== Segment start ==
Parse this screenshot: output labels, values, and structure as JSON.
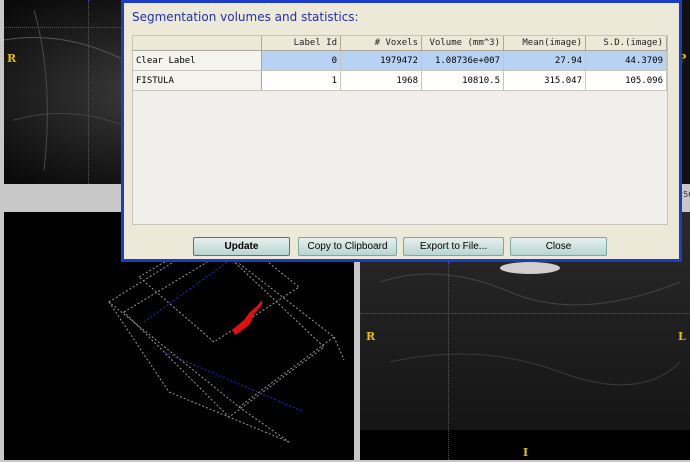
{
  "viewer": {
    "top_left": {
      "orient_right_label": "R"
    },
    "top_right": {
      "orient_left_label": "P",
      "edge_text": "256"
    },
    "bottom_right": {
      "left_label": "R",
      "right_label": "L",
      "bottom_label": "I"
    }
  },
  "dialog": {
    "title": "Segmentation volumes and statistics:",
    "columns": [
      "",
      "Label Id",
      "# Voxels",
      "Volume (mm^3)",
      "Mean(image)",
      "S.D.(image)"
    ],
    "rows": [
      {
        "name": "Clear Label",
        "label_id": "0",
        "voxels": "1979472",
        "volume": "1.08736e+007",
        "mean": "27.94",
        "sd": "44.3709",
        "selected": true
      },
      {
        "name": "FISTULA",
        "label_id": "1",
        "voxels": "1968",
        "volume": "10810.5",
        "mean": "315.047",
        "sd": "105.096",
        "selected": false
      }
    ],
    "buttons": {
      "update": "Update",
      "copy": "Copy to Clipboard",
      "export": "Export to File...",
      "close": "Close"
    }
  }
}
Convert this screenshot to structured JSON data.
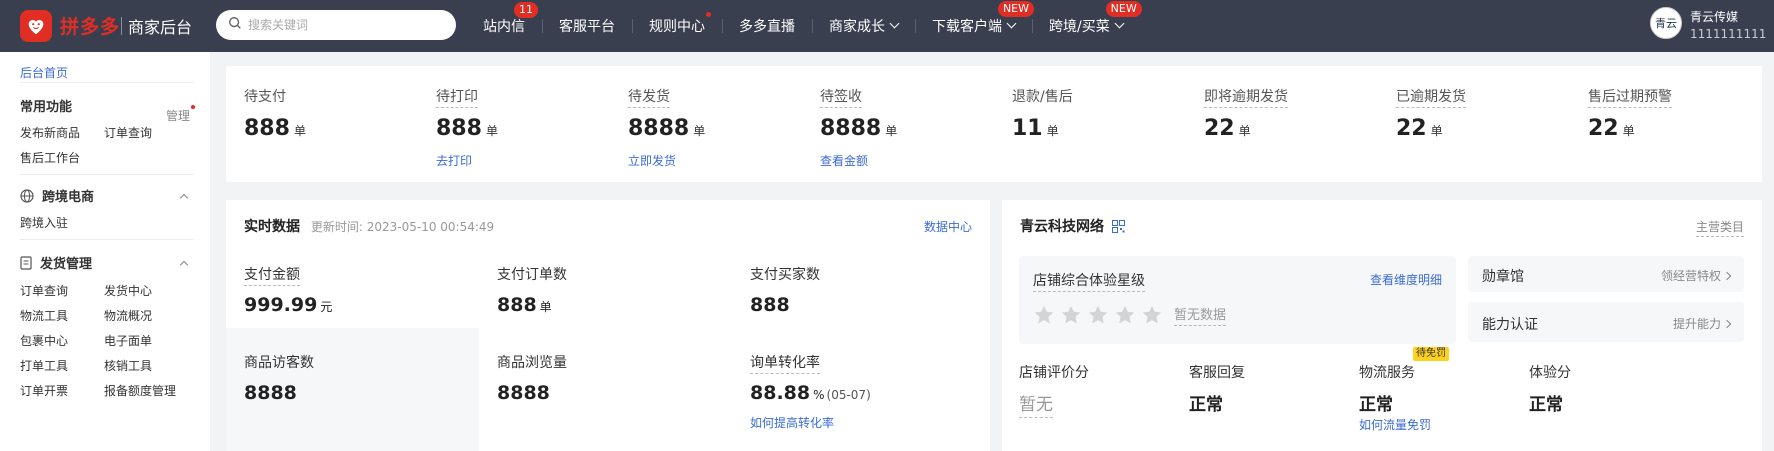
{
  "topnav": {
    "brand": "拼多多",
    "subtitle": "商家后台",
    "search_placeholder": "搜索关键词",
    "items": [
      {
        "label": "站内信",
        "badge": "11"
      },
      {
        "label": "客服平台"
      },
      {
        "label": "规则中心"
      },
      {
        "label": "多多直播"
      },
      {
        "label": "商家成长"
      },
      {
        "label": "下载客户端",
        "badge": "NEW"
      },
      {
        "label": "跨境/买菜",
        "badge": "NEW"
      }
    ],
    "user": {
      "name": "青云传媒",
      "id": "1111111111",
      "avatar_text": "青云"
    }
  },
  "sidebar": {
    "home": "后台首页",
    "common": {
      "title": "常用功能",
      "manage": "管理",
      "links": [
        "发布新商品",
        "订单查询",
        "售后工作台"
      ]
    },
    "crossborder": {
      "title": "跨境电商",
      "links": [
        "跨境入驻"
      ]
    },
    "shipping": {
      "title": "发货管理",
      "links": [
        "订单查询",
        "发货中心",
        "物流工具",
        "物流概况",
        "包裹中心",
        "电子面单",
        "打单工具",
        "核销工具",
        "订单开票",
        "报备额度管理"
      ]
    }
  },
  "order_stats": [
    {
      "label": "待支付",
      "value": "888",
      "unit": "单",
      "link": ""
    },
    {
      "label": "待打印",
      "value": "888",
      "unit": "单",
      "link": "去打印"
    },
    {
      "label": "待发货",
      "value": "8888",
      "unit": "单",
      "link": "立即发货"
    },
    {
      "label": "待签收",
      "value": "8888",
      "unit": "单",
      "link": "查看金额"
    },
    {
      "label": "退款/售后",
      "value": "11",
      "unit": "单",
      "link": ""
    },
    {
      "label": "即将逾期发货",
      "value": "22",
      "unit": "单",
      "link": ""
    },
    {
      "label": "已逾期发货",
      "value": "22",
      "unit": "单",
      "link": ""
    },
    {
      "label": "售后过期预警",
      "value": "22",
      "unit": "单",
      "link": ""
    }
  ],
  "realtime": {
    "title": "实时数据",
    "updated": "更新时间: 2023-05-10 00:54:49",
    "center_link": "数据中心",
    "metrics": [
      {
        "label": "支付金额",
        "value": "999.99",
        "unit": "元"
      },
      {
        "label": "支付订单数",
        "value": "888",
        "unit": "单"
      },
      {
        "label": "支付买家数",
        "value": "888",
        "unit": ""
      },
      {
        "label": "商品访客数",
        "value": "8888",
        "unit": ""
      },
      {
        "label": "商品浏览量",
        "value": "8888",
        "unit": ""
      },
      {
        "label": "询单转化率",
        "value": "88.88",
        "unit": "%",
        "sub": "(05-07)",
        "link": "如何提高转化率"
      }
    ]
  },
  "shop": {
    "name": "青云科技网络",
    "category_link": "主营类目",
    "experience": {
      "title": "店铺综合体验星级",
      "link": "查看维度明细",
      "no_data": "暂无数据",
      "stars": 0
    },
    "medal": {
      "title": "勋章馆",
      "link": "领经营特权"
    },
    "ability": {
      "title": "能力认证",
      "link": "提升能力"
    },
    "scores": [
      {
        "label": "店铺评价分",
        "value": "暂无"
      },
      {
        "label": "客服回复",
        "value": "正常"
      },
      {
        "label": "物流服务",
        "value": "正常",
        "tag": "待免罚",
        "link": "如何流量免罚"
      },
      {
        "label": "体验分",
        "value": "正常"
      }
    ]
  },
  "colors": {
    "nav_bg": "#3a3f50",
    "brand_red": "#e02e24",
    "link_blue": "#3b6bd6",
    "page_bg": "#f2f3f5"
  }
}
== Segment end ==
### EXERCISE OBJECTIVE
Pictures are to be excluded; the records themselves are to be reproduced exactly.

### SOLUTION TO THE EXERCISE
Parse this screenshot: output labels, values, and structure as JSON.
{
  "viewer": {
    "top_left": {
      "orient_right_label": "R"
    },
    "top_right": {
      "orient_left_label": "P",
      "edge_text": "256"
    },
    "bottom_right": {
      "left_label": "R",
      "right_label": "L",
      "bottom_label": "I"
    }
  },
  "dialog": {
    "title": "Segmentation volumes and statistics:",
    "columns": [
      "",
      "Label Id",
      "# Voxels",
      "Volume (mm^3)",
      "Mean(image)",
      "S.D.(image)"
    ],
    "rows": [
      {
        "name": "Clear Label",
        "label_id": "0",
        "voxels": "1979472",
        "volume": "1.08736e+007",
        "mean": "27.94",
        "sd": "44.3709",
        "selected": true
      },
      {
        "name": "FISTULA",
        "label_id": "1",
        "voxels": "1968",
        "volume": "10810.5",
        "mean": "315.047",
        "sd": "105.096",
        "selected": false
      }
    ],
    "buttons": {
      "update": "Update",
      "copy": "Copy to Clipboard",
      "export": "Export to File...",
      "close": "Close"
    }
  }
}
Convert this screenshot to structured JSON data.
{
  "topnav": {
    "brand": "拼多多",
    "subtitle": "商家后台",
    "search_placeholder": "搜索关键词",
    "items": [
      {
        "label": "站内信",
        "badge": "11"
      },
      {
        "label": "客服平台"
      },
      {
        "label": "规则中心"
      },
      {
        "label": "多多直播"
      },
      {
        "label": "商家成长"
      },
      {
        "label": "下载客户端",
        "badge": "NEW"
      },
      {
        "label": "跨境/买菜",
        "badge": "NEW"
      }
    ],
    "user": {
      "name": "青云传媒",
      "id": "1111111111",
      "avatar_text": "青云"
    }
  },
  "sidebar": {
    "home": "后台首页",
    "common": {
      "title": "常用功能",
      "manage": "管理",
      "links": [
        "发布新商品",
        "订单查询",
        "售后工作台"
      ]
    },
    "crossborder": {
      "title": "跨境电商",
      "links": [
        "跨境入驻"
      ]
    },
    "shipping": {
      "title": "发货管理",
      "links": [
        "订单查询",
        "发货中心",
        "物流工具",
        "物流概况",
        "包裹中心",
        "电子面单",
        "打单工具",
        "核销工具",
        "订单开票",
        "报备额度管理"
      ]
    }
  },
  "order_stats": [
    {
      "label": "待支付",
      "value": "888",
      "unit": "单",
      "link": ""
    },
    {
      "label": "待打印",
      "value": "888",
      "unit": "单",
      "link": "去打印"
    },
    {
      "label": "待发货",
      "value": "8888",
      "unit": "单",
      "link": "立即发货"
    },
    {
      "label": "待签收",
      "value": "8888",
      "unit": "单",
      "link": "查看金额"
    },
    {
      "label": "退款/售后",
      "value": "11",
      "unit": "单",
      "link": ""
    },
    {
      "label": "即将逾期发货",
      "value": "22",
      "unit": "单",
      "link": ""
    },
    {
      "label": "已逾期发货",
      "value": "22",
      "unit": "单",
      "link": ""
    },
    {
      "label": "售后过期预警",
      "value": "22",
      "unit": "单",
      "link": ""
    }
  ],
  "realtime": {
    "title": "实时数据",
    "updated": "更新时间: 2023-05-10 00:54:49",
    "center_link": "数据中心",
    "metrics": [
      {
        "label": "支付金额",
        "value": "999.99",
        "unit": "元"
      },
      {
        "label": "支付订单数",
        "value": "888",
        "unit": "单"
      },
      {
        "label": "支付买家数",
        "value": "888",
        "unit": ""
      },
      {
        "label": "商品访客数",
        "value": "8888",
        "unit": ""
      },
      {
        "label": "商品浏览量",
        "value": "8888",
        "unit": ""
      },
      {
        "label": "询单转化率",
        "value": "88.88",
        "unit": "%",
        "sub": "(05-07)",
        "link": "如何提高转化率"
      }
    ]
  },
  "shop": {
    "name": "青云科技网络",
    "category_link": "主营类目",
    "experience": {
      "title": "店铺综合体验星级",
      "link": "查看维度明细",
      "no_data": "暂无数据",
      "stars": 0
    },
    "medal": {
      "title": "勋章馆",
      "link": "领经营特权"
    },
    "ability": {
      "title": "能力认证",
      "link": "提升能力"
    },
    "scores": [
      {
        "label": "店铺评价分",
        "value": "暂无"
      },
      {
        "label": "客服回复",
        "value": "正常"
      },
      {
        "label": "物流服务",
        "value": "正常",
        "tag": "待免罚",
        "link": "如何流量免罚"
      },
      {
        "label": "体验分",
        "value": "正常"
      }
    ]
  },
  "colors": {
    "nav_bg": "#3a3f50",
    "brand_red": "#e02e24",
    "link_blue": "#3b6bd6",
    "page_bg": "#f2f3f5"
  }
}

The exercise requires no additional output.